(What is required) Produce a word-for-word copy of the data that follows, excluding images.

App and web page records:
◆ ◆ ◆

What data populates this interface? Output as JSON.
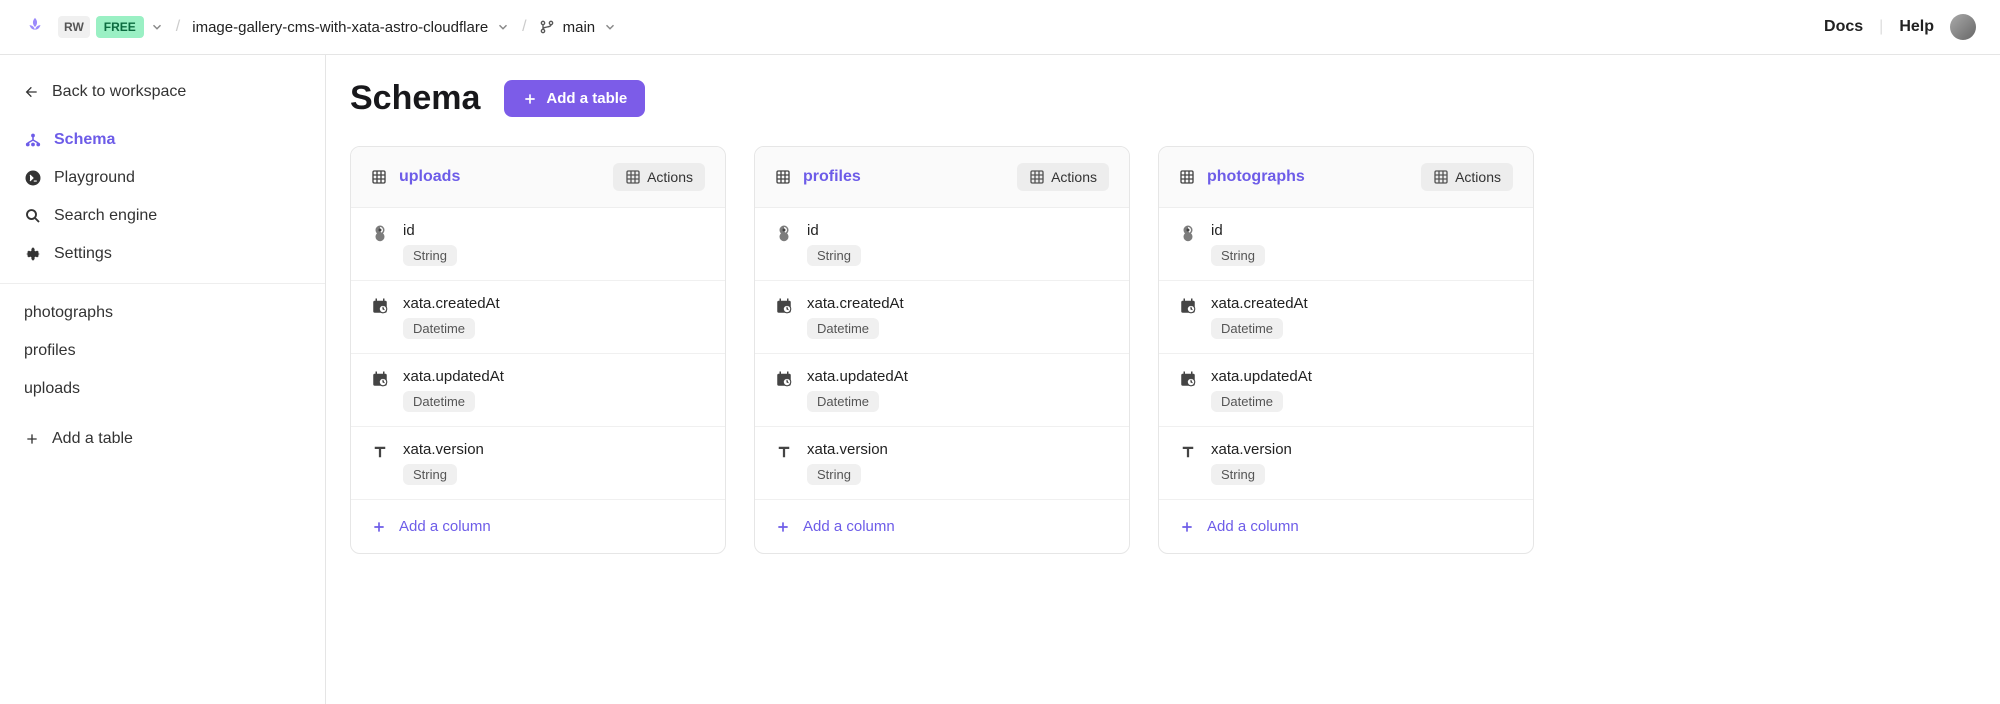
{
  "topbar": {
    "workspace_initials": "RW",
    "plan_badge": "FREE",
    "project": "image-gallery-cms-with-xata-astro-cloudflare",
    "branch": "main",
    "docs": "Docs",
    "help": "Help"
  },
  "sidebar": {
    "back": "Back to workspace",
    "nav": [
      {
        "label": "Schema",
        "icon": "schema",
        "active": true
      },
      {
        "label": "Playground",
        "icon": "playground",
        "active": false
      },
      {
        "label": "Search engine",
        "icon": "search",
        "active": false
      },
      {
        "label": "Settings",
        "icon": "settings",
        "active": false
      }
    ],
    "tables": [
      "photographs",
      "profiles",
      "uploads"
    ],
    "add_table": "Add a table"
  },
  "main": {
    "title": "Schema",
    "add_table_btn": "Add a table",
    "actions_label": "Actions",
    "add_column_label": "Add a column",
    "tables": [
      {
        "name": "uploads",
        "columns": [
          {
            "name": "id",
            "type": "String",
            "icon": "id"
          },
          {
            "name": "xata.createdAt",
            "type": "Datetime",
            "icon": "datetime"
          },
          {
            "name": "xata.updatedAt",
            "type": "Datetime",
            "icon": "datetime"
          },
          {
            "name": "xata.version",
            "type": "String",
            "icon": "text"
          }
        ]
      },
      {
        "name": "profiles",
        "columns": [
          {
            "name": "id",
            "type": "String",
            "icon": "id"
          },
          {
            "name": "xata.createdAt",
            "type": "Datetime",
            "icon": "datetime"
          },
          {
            "name": "xata.updatedAt",
            "type": "Datetime",
            "icon": "datetime"
          },
          {
            "name": "xata.version",
            "type": "String",
            "icon": "text"
          }
        ]
      },
      {
        "name": "photographs",
        "columns": [
          {
            "name": "id",
            "type": "String",
            "icon": "id"
          },
          {
            "name": "xata.createdAt",
            "type": "Datetime",
            "icon": "datetime"
          },
          {
            "name": "xata.updatedAt",
            "type": "Datetime",
            "icon": "datetime"
          },
          {
            "name": "xata.version",
            "type": "String",
            "icon": "text"
          }
        ]
      }
    ]
  }
}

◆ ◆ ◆

(Task result)
What data populates this interface? Output as JSON.
{
  "topbar": {
    "workspace_initials": "RW",
    "plan_badge": "FREE",
    "project": "image-gallery-cms-with-xata-astro-cloudflare",
    "branch": "main",
    "docs": "Docs",
    "help": "Help"
  },
  "sidebar": {
    "back": "Back to workspace",
    "nav": [
      {
        "label": "Schema",
        "icon": "schema",
        "active": true
      },
      {
        "label": "Playground",
        "icon": "playground",
        "active": false
      },
      {
        "label": "Search engine",
        "icon": "search",
        "active": false
      },
      {
        "label": "Settings",
        "icon": "settings",
        "active": false
      }
    ],
    "tables": [
      "photographs",
      "profiles",
      "uploads"
    ],
    "add_table": "Add a table"
  },
  "main": {
    "title": "Schema",
    "add_table_btn": "Add a table",
    "actions_label": "Actions",
    "add_column_label": "Add a column",
    "tables": [
      {
        "name": "uploads",
        "columns": [
          {
            "name": "id",
            "type": "String",
            "icon": "id"
          },
          {
            "name": "xata.createdAt",
            "type": "Datetime",
            "icon": "datetime"
          },
          {
            "name": "xata.updatedAt",
            "type": "Datetime",
            "icon": "datetime"
          },
          {
            "name": "xata.version",
            "type": "String",
            "icon": "text"
          }
        ]
      },
      {
        "name": "profiles",
        "columns": [
          {
            "name": "id",
            "type": "String",
            "icon": "id"
          },
          {
            "name": "xata.createdAt",
            "type": "Datetime",
            "icon": "datetime"
          },
          {
            "name": "xata.updatedAt",
            "type": "Datetime",
            "icon": "datetime"
          },
          {
            "name": "xata.version",
            "type": "String",
            "icon": "text"
          }
        ]
      },
      {
        "name": "photographs",
        "columns": [
          {
            "name": "id",
            "type": "String",
            "icon": "id"
          },
          {
            "name": "xata.createdAt",
            "type": "Datetime",
            "icon": "datetime"
          },
          {
            "name": "xata.updatedAt",
            "type": "Datetime",
            "icon": "datetime"
          },
          {
            "name": "xata.version",
            "type": "String",
            "icon": "text"
          }
        ]
      }
    ]
  }
}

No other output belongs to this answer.